In less than two years, this company grew from $2.1MM in revenues to $3.4MM. The big win was net profit, which increased from 5.1% to 10.7%. Management understood that the old way was a recipe for failure.
Getting more productivity out of your people requires innovation in several areas: job tools, compensation and staff composition. The facts are:
Most managers and supervisors act out of habit and narrow assumptions of cause and effect relying on the “same old solutions” to now very different problems. It therefore becomes essential to produce daily reports using numbers instead of “feel” to make decisions. The result is immediate cost savings instead of deferred problems.
The industry pays too little and “expects” too much from people in key positions. I am not suggesting your expectations are wrong for performance, I am saying however that we too often hire a 100 horsepower engine when we need a 200 horsepower engine to pull the load. The only way to change this is to pay more per person and have fewer people in total. While this costs money in the short run, it reduces costs in the long run.
Finally, most people are most effective in a single sphere of their jobs. There are four spheres of job capability: management, sales, operations, and administration. Asking one lower paid person to perform more than one of these roles highly effectively is usually a recipe for low productivity. Specialization coupled with higher compensation schemes pay off.
Like market price, asset productivity, too, requires focus and simplicity. In today’s organizations everyone doing everything ignores these two cardinal principles. Take the case of a southwest grounds maintenance company that executed these people related strategies.
Their first step was to design several simple reports for each key manager/supervisor to use everyday. For example a field supervisor can look at a report to help him quickly determine labor needs by route, by crew and by job two weeks in advance at the same time highlighting jobs where hours exceed budget and formulating a recovery plan. As a result from 2008 to 2010 while pricing fell by 10%, gross margins declined by less than 2% on base contract revenues.
Step two was to change the compensation plans for sales and account management people. By developing a senior and junior account management job they were able to recruit experienced talent from competitors with a combination of higher base and commissions based on the expectation of managing a book of business 40% larger than a less expensive junior level account manager. As a result, overhead costs in relation to revenue has declined, turnover is near zero percent, and junior people get hands-on job training learning from the senior staff.

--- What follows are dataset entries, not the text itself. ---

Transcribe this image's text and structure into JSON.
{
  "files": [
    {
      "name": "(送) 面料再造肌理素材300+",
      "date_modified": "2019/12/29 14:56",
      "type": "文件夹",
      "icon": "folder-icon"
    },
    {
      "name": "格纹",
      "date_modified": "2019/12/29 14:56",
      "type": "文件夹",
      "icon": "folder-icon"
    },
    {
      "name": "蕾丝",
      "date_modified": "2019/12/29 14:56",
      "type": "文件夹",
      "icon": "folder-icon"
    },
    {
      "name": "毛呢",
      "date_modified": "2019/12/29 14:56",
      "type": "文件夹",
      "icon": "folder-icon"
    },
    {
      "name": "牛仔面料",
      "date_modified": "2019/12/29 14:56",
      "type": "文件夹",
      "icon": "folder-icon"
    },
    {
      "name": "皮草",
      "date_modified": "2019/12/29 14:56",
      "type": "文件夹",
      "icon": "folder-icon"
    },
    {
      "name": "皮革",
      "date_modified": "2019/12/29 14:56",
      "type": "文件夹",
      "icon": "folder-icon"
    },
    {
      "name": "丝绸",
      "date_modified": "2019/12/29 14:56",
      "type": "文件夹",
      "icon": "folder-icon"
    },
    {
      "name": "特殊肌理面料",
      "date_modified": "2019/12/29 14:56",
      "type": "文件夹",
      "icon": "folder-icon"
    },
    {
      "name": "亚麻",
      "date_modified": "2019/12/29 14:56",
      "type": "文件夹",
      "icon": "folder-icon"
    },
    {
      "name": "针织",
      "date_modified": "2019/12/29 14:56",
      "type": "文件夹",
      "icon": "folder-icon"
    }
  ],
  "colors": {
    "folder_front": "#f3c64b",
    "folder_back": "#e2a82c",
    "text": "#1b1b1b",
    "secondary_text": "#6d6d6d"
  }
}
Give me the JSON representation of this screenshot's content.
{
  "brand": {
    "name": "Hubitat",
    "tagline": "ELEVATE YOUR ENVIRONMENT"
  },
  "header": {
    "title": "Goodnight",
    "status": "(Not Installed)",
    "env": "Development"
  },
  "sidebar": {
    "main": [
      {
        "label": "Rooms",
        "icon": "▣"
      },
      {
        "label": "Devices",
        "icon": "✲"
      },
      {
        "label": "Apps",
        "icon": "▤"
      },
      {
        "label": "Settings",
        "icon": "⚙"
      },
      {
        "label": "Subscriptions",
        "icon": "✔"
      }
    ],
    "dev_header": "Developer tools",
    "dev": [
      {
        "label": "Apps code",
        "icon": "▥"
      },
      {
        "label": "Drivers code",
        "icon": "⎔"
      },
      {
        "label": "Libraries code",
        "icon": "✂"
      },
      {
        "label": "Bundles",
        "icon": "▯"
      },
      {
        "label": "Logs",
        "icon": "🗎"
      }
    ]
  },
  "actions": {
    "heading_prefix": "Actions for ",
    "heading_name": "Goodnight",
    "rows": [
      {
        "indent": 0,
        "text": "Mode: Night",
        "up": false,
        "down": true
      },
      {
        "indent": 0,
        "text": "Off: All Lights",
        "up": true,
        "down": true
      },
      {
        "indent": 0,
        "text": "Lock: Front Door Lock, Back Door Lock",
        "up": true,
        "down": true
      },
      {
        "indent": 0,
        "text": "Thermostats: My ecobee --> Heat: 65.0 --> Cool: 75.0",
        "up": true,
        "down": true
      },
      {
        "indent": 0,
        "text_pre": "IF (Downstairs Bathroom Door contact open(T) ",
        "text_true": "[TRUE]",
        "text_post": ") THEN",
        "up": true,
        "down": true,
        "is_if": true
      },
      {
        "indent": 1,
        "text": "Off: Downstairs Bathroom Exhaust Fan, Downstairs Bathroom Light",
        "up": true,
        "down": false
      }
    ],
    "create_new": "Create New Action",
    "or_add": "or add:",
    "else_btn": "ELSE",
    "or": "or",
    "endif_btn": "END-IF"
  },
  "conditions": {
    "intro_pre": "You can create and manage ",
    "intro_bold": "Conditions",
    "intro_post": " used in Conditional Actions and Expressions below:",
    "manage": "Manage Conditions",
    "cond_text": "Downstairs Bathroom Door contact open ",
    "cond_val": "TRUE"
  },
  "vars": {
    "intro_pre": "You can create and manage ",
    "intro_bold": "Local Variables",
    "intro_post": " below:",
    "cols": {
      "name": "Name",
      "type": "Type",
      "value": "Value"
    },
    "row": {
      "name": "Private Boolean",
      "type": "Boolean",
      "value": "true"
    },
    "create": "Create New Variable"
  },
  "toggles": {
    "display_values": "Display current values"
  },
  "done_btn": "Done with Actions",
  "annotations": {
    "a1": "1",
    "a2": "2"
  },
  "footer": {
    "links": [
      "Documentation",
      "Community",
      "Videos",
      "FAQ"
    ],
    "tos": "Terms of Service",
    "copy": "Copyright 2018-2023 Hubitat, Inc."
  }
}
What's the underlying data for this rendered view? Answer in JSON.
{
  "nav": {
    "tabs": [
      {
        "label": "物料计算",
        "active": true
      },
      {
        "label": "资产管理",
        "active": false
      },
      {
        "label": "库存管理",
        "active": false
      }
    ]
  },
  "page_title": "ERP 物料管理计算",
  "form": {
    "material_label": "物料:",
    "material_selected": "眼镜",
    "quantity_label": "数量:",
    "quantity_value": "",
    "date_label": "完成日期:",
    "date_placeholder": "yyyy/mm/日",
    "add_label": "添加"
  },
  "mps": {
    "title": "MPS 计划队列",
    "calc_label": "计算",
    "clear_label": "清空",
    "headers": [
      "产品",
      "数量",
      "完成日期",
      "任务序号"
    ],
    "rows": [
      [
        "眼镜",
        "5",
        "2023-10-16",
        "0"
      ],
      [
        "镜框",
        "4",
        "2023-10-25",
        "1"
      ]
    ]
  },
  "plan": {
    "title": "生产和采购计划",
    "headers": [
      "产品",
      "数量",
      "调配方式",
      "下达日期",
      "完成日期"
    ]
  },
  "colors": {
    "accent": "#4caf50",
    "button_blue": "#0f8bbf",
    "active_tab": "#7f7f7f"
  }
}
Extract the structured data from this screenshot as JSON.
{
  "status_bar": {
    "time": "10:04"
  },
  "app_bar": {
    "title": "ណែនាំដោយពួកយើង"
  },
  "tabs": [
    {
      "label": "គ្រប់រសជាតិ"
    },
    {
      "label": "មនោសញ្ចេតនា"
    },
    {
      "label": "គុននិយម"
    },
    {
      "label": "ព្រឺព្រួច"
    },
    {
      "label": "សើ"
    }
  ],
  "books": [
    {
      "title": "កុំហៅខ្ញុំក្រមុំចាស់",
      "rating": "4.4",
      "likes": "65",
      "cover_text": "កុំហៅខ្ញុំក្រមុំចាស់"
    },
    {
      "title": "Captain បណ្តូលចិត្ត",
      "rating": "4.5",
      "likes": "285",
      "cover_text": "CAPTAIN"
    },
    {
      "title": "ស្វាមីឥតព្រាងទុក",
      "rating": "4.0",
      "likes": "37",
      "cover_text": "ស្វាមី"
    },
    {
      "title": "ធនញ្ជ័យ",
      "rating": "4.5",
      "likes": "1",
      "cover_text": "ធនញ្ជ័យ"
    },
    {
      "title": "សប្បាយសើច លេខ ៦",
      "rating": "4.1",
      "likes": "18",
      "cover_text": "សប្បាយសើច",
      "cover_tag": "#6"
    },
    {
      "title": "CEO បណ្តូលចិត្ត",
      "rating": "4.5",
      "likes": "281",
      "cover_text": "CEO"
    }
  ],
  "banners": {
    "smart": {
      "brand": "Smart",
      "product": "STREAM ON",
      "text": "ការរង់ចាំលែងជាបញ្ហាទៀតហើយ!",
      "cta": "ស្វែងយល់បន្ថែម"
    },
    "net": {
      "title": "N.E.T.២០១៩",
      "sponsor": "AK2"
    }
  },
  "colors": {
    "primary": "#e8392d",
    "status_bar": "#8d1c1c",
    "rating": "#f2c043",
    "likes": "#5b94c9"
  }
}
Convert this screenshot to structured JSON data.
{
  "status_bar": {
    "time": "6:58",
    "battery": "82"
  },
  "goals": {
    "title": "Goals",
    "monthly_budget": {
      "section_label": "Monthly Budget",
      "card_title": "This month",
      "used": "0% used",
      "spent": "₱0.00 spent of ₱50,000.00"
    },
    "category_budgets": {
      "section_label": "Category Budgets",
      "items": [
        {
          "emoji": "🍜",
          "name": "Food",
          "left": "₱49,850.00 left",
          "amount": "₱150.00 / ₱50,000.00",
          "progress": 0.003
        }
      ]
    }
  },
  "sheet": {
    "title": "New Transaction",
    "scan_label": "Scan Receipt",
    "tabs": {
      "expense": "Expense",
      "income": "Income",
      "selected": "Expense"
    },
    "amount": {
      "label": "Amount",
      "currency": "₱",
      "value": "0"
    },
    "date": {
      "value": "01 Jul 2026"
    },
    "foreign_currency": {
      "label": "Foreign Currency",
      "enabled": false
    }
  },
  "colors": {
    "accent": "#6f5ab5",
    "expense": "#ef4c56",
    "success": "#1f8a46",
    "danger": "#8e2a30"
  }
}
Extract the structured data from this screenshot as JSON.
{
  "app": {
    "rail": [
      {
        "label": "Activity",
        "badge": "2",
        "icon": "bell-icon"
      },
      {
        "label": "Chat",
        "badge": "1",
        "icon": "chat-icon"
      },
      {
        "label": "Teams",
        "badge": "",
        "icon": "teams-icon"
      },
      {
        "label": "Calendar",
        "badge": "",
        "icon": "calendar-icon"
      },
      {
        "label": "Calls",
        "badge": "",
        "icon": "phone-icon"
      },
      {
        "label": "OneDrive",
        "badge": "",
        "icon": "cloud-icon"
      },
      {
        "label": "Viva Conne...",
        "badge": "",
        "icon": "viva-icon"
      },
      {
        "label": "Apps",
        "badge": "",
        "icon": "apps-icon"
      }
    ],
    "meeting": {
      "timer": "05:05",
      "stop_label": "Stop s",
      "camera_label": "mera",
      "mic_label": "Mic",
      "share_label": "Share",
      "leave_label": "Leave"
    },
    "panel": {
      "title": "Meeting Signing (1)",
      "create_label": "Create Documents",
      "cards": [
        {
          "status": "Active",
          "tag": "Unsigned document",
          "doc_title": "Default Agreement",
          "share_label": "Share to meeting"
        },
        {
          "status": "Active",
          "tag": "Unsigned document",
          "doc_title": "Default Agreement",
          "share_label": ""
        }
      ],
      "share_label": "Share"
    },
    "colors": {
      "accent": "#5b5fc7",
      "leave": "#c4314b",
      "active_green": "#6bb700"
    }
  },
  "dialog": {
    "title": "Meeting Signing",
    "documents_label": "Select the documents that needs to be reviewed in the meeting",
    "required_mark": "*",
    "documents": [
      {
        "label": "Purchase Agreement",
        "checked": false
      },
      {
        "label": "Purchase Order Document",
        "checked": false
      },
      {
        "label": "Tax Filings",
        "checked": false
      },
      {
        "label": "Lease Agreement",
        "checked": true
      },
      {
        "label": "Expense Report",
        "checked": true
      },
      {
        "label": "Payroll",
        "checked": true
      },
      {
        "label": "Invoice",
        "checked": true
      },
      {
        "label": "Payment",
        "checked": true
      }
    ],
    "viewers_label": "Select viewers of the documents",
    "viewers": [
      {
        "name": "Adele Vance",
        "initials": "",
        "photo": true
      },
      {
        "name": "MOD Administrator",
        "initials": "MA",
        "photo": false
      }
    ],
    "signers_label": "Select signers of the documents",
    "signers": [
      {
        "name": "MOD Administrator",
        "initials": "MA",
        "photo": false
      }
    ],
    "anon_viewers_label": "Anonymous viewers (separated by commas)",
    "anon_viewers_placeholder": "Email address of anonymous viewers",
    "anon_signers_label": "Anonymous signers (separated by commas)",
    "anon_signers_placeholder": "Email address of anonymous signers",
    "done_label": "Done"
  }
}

The final innovation was to align job descriptions with talent and focus each job on simple primary objective like new sales, up-sells, retention, hours or safety. The results are that people have more time to invest in their primary functions improving personal results. The biggest payoff was in customer retention rates, which in comparative dollars increased from 85% to 92%.
Since 2007, this company grew from $7.5MM in revenues to $8.9MM with net profit increasing from 3.1% to 8.7%. While these changes were not greeted with overwhelming happiness at first, people can barely remember the days when it was anything other than it is now. That may be the most wonderful aspect people; their uncanny ability to adapt, especially when they see their lives and pocketbooks improve.
Would these companies have innovated as they did without the economy going south? Yes, probably in the long run, but certainly not at the accelerated pace they did. The real lesson is that innovation is not the child of brilliant ideas, but the province of hard work and clear thinking born out of adversity.